The turkeys continue to come to my feeders, although I have been trying to discourage them. On my lower lawn near the river, some grass has reappeared, and the turkeys seem to be finding something to eat.
In a sign of Spring, the tom turkeys are beginning to strut, displaying themselves to the hens. I slipped quietly through the kitchen door this morning with my camera, hoping not to alert the skittish birds to my presence on the back porch.
This tom was probably the most impressive with his tail fanned, his wings displayed, his bald head a brilliant blue, and his red wattle aglow.
There are stories with the toms that I wish I could tell. The tom on the right looks a bit bedraggled. Has he had frays which have broken feathers? Or has he not gotten in his new feathers? By contrast, the tom on the left looks like he is still growing in his tail feathers - notice how much shorter the feathers are on the left of his tail (as we look at him).
There were at least four tom turkeys who were displaying for the hens; they numbered around twenty. It is early in the season, and the hens do not appear much impressed.
While the toms were preoccupied with one another and showing off for the hens, the hens began to get skittish. I was slowly trying to maneuver myself so that I did not have branches in my line of sight. The hens became aware of my movement, gathered at the river bank, then flew to the other side. Eventually, the preoccupied toms realized that their audience had left them.

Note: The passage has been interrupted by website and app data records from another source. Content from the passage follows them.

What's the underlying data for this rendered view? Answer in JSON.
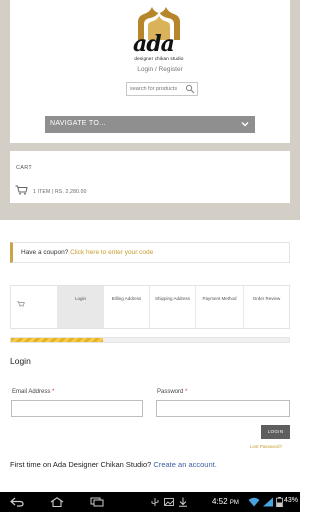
{
  "header": {
    "logo_brand": "ada",
    "logo_tagline": "designer chikan studio",
    "login_register": "Login / Register",
    "search_placeholder": "search for products",
    "nav_label": "NAVIGATE TO..."
  },
  "cart": {
    "title": "CART",
    "summary": "1 ITEM | RS. 2,280.00"
  },
  "coupon": {
    "prompt": "Have a coupon?",
    "link": "Click here to enter your code"
  },
  "steps": [
    {
      "label": ""
    },
    {
      "label": "Login"
    },
    {
      "label": "Billing Address"
    },
    {
      "label": "Shipping Address"
    },
    {
      "label": "Payment Method"
    },
    {
      "label": "Order Review"
    }
  ],
  "progress_fraction": 0.33,
  "login": {
    "heading": "Login",
    "email_label": "Email Address",
    "password_label": "Password",
    "required_mark": "*",
    "button": "LOGIN",
    "lost_password": "Lost Password?",
    "first_time_prefix": "First time on Ada Designer Chikan Studio?",
    "create_account": "Create an account."
  },
  "status_bar": {
    "time": "4:52",
    "ampm": "PM",
    "battery": "43%"
  },
  "colors": {
    "accent_gold": "#c79b2d",
    "progress_yellow": "#e8b21a",
    "nav_gray": "#8f8f8f",
    "page_beige": "#d3cec6"
  }
}
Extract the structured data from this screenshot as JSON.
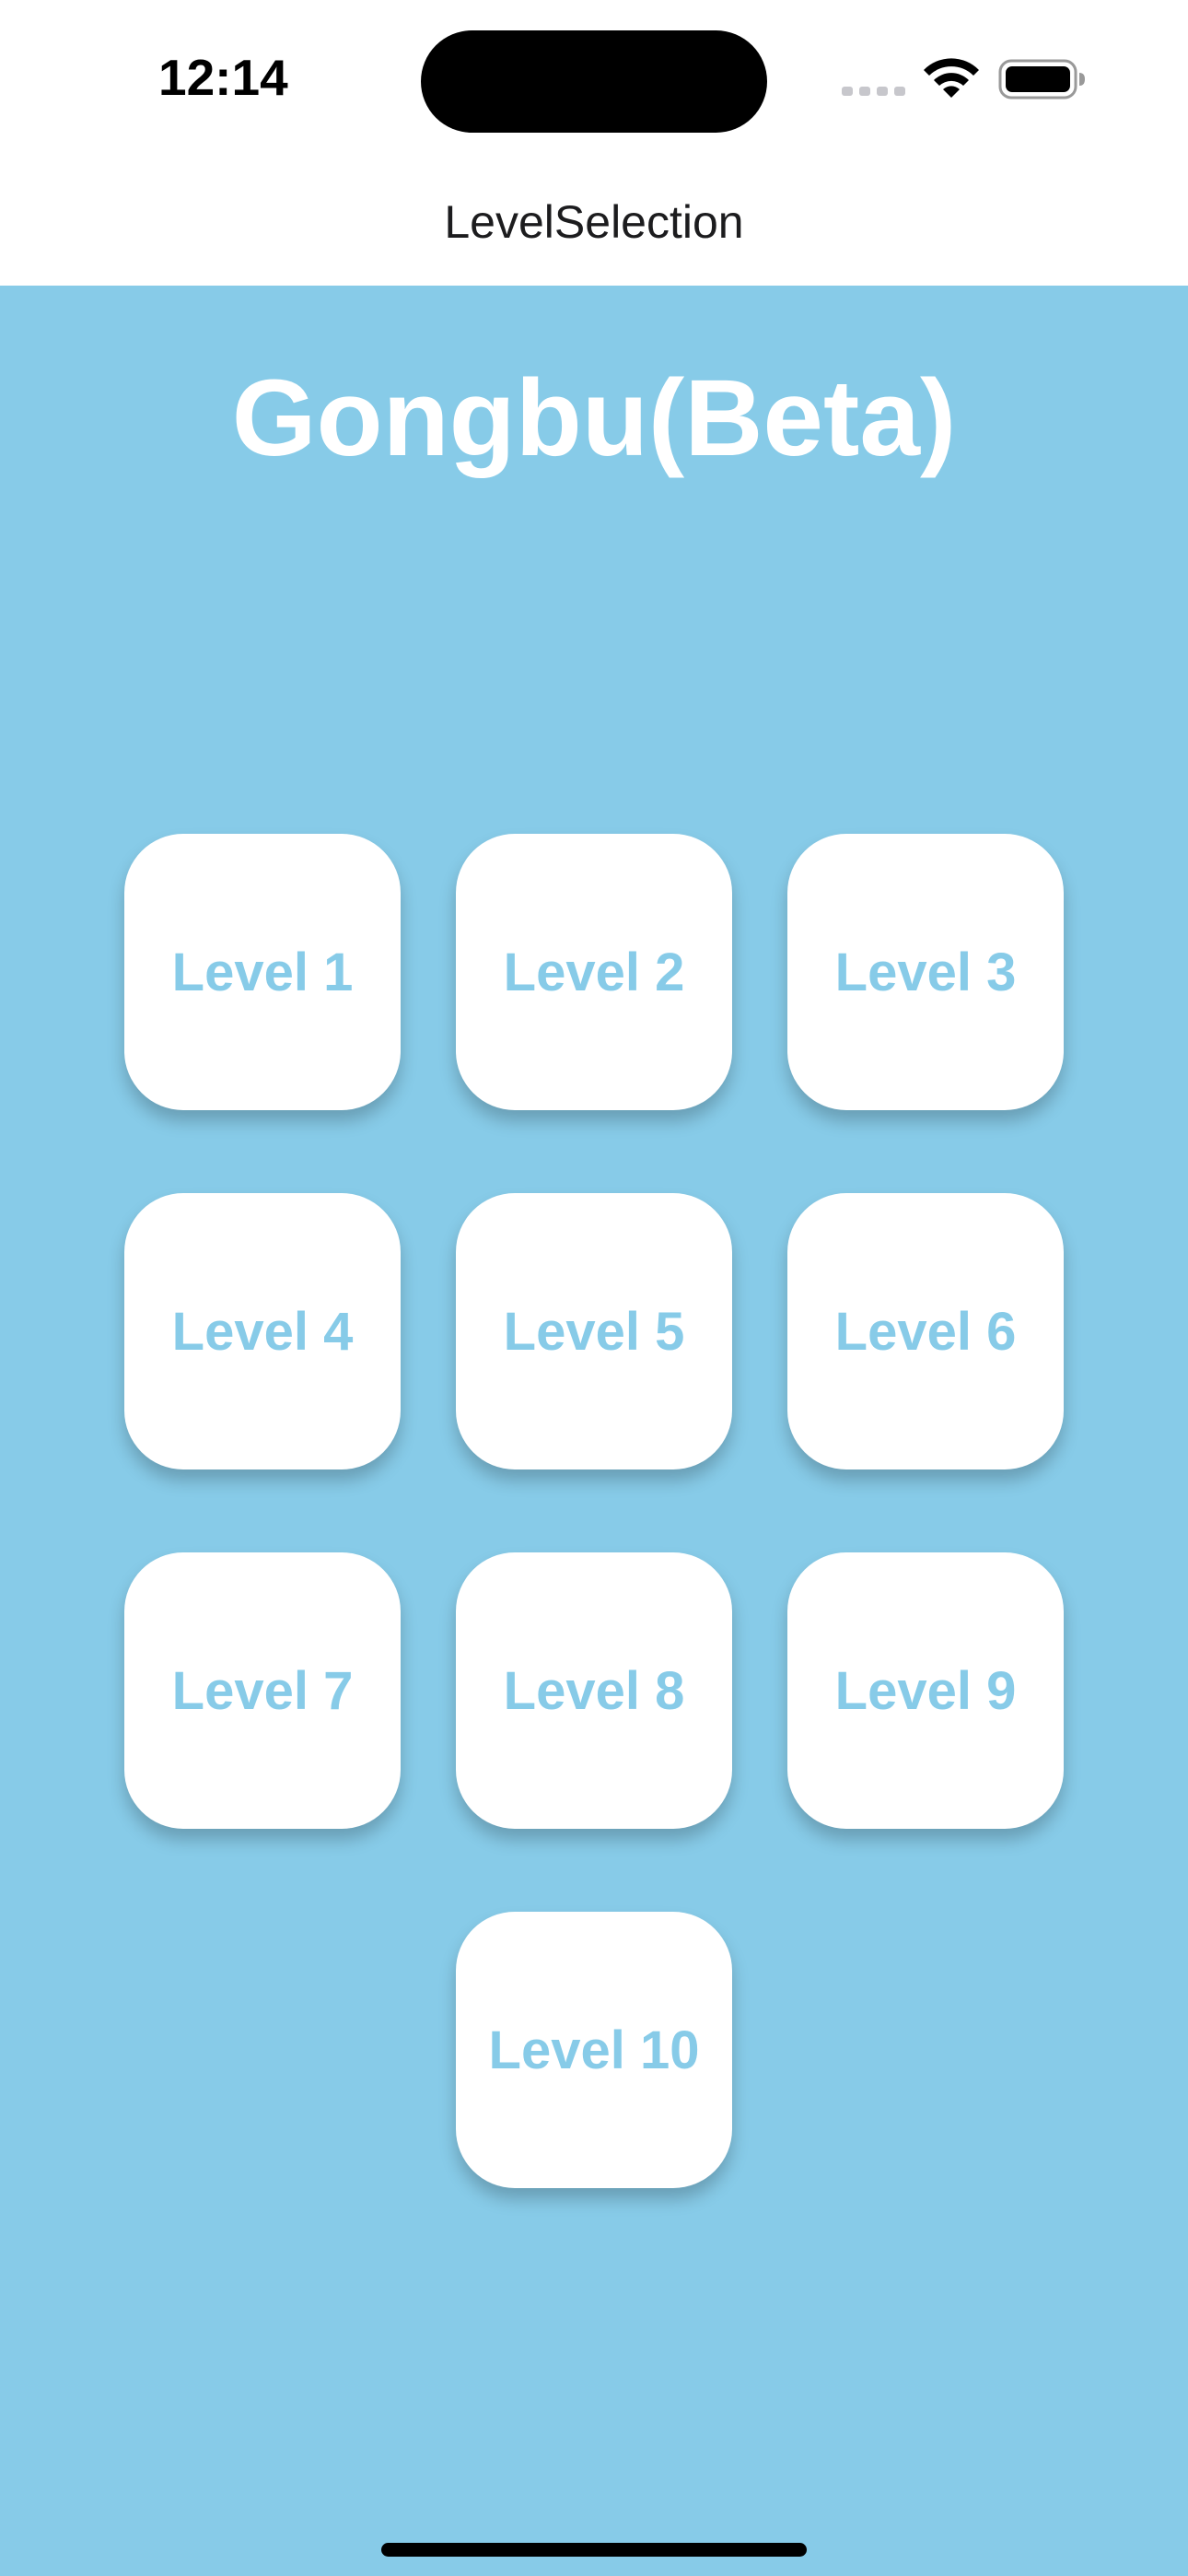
{
  "status": {
    "time": "12:14"
  },
  "nav": {
    "title": "LevelSelection"
  },
  "main": {
    "title": "Gongbu(Beta)",
    "levels": [
      {
        "label": "Level 1"
      },
      {
        "label": "Level 2"
      },
      {
        "label": "Level 3"
      },
      {
        "label": "Level 4"
      },
      {
        "label": "Level 5"
      },
      {
        "label": "Level 6"
      },
      {
        "label": "Level 7"
      },
      {
        "label": "Level 8"
      },
      {
        "label": "Level 9"
      },
      {
        "label": "Level 10"
      }
    ]
  },
  "colors": {
    "background": "#87CBE8",
    "button_background": "#ffffff",
    "button_text": "#87CBE8",
    "title_text": "#ffffff"
  },
  "icons": {
    "signal": "cellular-signal-icon",
    "wifi": "wifi-icon",
    "battery": "battery-icon"
  }
}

With unarguable hormonal logic, they soon followed the hens across the river.